In 1978 famed fashion photographer Richard Avedon was commissioned by the Amon Carter Museum of American Art in Fort Worth to shoot a series of portraits in the Western part of the country. The ten portraits that were part of “In the American West,” the original exhibit that debuted in 1985, are now on view at the Gagosian Gallery in Beverly Hills. This is the first time these large scale works are shown together since then.
What: Richard Avedon: Ten Exhibition Prints from ‘In the American West’
When: November 4-December 18, 2021
Where: 456 North Camden Drive, Beverly Hills, CA
The series of black-and-white photos were shot over five years as Avedon traveled in the West, taking portraits of thousands of subjects. The photographs capture everyday people in their natural element, without much flair — a departure from the photographer’s usual style, familiar from the pages of big-time fashion magazines, such as Vogue, Harper’s Bazaar, and seen in campaigns for designers like Dior and Calvin Klein. The photos were striking yet simple, shot against a white seamless background, which allowed the photographer to concentrate on the subject and the subject alone, capturing their emotions, expressions, and body posture. When questioned about this deviation from his typical style, Avedon had a poignant answer. “It’s trivializing to make someone look ‘sage,’ ‘noble,’ or even conventionally beautiful when the real thing is so much crazier, contradictory, and therefore fascinating.”
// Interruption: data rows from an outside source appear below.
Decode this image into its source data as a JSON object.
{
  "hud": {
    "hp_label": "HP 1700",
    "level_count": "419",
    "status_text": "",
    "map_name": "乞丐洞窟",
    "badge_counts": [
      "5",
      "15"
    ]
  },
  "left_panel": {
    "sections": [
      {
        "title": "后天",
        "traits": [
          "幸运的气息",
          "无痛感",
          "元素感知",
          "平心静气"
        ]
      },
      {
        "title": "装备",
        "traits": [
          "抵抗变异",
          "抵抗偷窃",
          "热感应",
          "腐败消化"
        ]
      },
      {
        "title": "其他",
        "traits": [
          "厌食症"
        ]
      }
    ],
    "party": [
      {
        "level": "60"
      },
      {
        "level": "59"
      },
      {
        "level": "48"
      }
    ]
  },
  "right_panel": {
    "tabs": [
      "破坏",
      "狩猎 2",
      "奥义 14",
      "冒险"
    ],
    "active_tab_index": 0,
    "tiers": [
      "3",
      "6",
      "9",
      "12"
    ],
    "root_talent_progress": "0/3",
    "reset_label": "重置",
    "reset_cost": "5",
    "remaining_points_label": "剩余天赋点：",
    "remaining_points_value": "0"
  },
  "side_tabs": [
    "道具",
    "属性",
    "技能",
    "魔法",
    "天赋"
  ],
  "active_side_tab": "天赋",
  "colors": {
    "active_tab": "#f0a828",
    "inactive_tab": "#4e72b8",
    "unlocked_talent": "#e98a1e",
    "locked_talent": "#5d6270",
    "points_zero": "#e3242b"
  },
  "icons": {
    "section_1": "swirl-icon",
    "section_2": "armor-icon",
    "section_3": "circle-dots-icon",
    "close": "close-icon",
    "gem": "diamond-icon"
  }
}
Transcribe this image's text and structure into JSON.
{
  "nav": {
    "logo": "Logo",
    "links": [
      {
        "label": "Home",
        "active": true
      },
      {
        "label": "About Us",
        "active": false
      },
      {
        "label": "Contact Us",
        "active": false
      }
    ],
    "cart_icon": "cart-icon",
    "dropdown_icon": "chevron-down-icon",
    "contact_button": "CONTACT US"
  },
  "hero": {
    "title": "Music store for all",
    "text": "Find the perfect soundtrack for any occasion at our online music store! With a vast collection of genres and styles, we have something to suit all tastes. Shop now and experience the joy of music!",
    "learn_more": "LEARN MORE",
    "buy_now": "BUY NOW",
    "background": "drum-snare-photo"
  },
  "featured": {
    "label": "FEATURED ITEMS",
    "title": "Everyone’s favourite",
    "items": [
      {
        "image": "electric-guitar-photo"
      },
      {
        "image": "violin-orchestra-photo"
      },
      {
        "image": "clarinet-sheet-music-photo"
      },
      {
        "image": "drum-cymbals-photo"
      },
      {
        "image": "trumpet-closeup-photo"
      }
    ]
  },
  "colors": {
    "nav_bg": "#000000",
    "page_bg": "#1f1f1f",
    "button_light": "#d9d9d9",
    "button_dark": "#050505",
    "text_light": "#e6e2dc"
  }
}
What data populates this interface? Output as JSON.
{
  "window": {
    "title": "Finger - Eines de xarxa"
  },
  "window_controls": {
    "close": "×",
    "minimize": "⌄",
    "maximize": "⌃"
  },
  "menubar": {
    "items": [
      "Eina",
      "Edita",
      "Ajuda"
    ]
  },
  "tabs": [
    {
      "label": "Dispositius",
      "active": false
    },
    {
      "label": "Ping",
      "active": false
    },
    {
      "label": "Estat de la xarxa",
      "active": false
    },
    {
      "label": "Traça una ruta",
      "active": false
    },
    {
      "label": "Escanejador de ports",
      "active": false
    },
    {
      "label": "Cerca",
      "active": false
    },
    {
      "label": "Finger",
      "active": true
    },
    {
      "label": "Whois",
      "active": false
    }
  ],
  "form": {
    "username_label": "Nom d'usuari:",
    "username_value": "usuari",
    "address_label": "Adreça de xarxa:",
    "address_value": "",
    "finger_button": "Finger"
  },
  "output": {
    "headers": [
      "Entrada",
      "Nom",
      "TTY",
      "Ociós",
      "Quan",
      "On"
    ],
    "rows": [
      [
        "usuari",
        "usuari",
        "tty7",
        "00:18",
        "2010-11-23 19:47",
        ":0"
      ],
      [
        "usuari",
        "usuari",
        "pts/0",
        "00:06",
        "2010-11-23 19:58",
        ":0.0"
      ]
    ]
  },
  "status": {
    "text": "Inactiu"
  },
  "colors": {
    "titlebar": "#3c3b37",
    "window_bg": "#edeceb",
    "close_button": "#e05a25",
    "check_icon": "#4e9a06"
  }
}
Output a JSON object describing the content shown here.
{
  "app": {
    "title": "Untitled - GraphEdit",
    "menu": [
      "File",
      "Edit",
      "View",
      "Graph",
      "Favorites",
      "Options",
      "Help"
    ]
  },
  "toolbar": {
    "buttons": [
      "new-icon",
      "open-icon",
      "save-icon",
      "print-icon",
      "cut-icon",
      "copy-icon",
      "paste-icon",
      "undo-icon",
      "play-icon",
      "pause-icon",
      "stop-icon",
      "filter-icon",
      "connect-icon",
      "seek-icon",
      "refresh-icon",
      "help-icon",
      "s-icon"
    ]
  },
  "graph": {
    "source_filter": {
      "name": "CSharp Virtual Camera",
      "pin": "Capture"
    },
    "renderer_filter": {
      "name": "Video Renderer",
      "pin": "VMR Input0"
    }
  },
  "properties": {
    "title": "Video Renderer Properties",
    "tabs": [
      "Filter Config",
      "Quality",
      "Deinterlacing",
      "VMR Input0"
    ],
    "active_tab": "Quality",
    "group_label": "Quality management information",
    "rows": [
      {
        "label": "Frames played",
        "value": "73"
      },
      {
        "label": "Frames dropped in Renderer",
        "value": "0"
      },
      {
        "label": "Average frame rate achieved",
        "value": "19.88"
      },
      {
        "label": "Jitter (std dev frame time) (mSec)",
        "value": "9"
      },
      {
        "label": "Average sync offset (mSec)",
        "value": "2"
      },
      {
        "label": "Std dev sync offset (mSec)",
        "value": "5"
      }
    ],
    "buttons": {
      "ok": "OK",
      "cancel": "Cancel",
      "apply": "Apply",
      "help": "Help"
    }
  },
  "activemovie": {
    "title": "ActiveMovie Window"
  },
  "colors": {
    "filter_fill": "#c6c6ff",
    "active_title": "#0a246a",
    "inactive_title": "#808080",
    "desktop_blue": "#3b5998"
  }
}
The original exhibit featured 125 photos. From that 125, ten images were selected to be printed at a staggering seven feet height. A wide range of subjects: from a 13-year-old rattlesnake skinner and a middle-aged truck driver, to a young oil field worker, female factory worker on her birthday, and a lumber salesman with his toddler daughter — all depicted as they are going about their busy, regular day, in the West in the early 1980s.
Many have considered these portraits as some of Avedon’s most powerful, similarly to his famous photo of a beekeeper that the photographer spent years chasing after — a portrait of great acclaim and yet another departure from the high-fashion style images he is mostly known for.
Avedon knew how to bring a photo and subject alive. Even in his fashion photography he realized that his images took on a more significant role than simply a selling tool for the fashion his models wore on the pages of magazines and ads. Instead, he worked with understanding that his task was to capture a spirit and to invoke energy and vigor; all things that the consumers possibly needed more than the goods they were compelled to buy.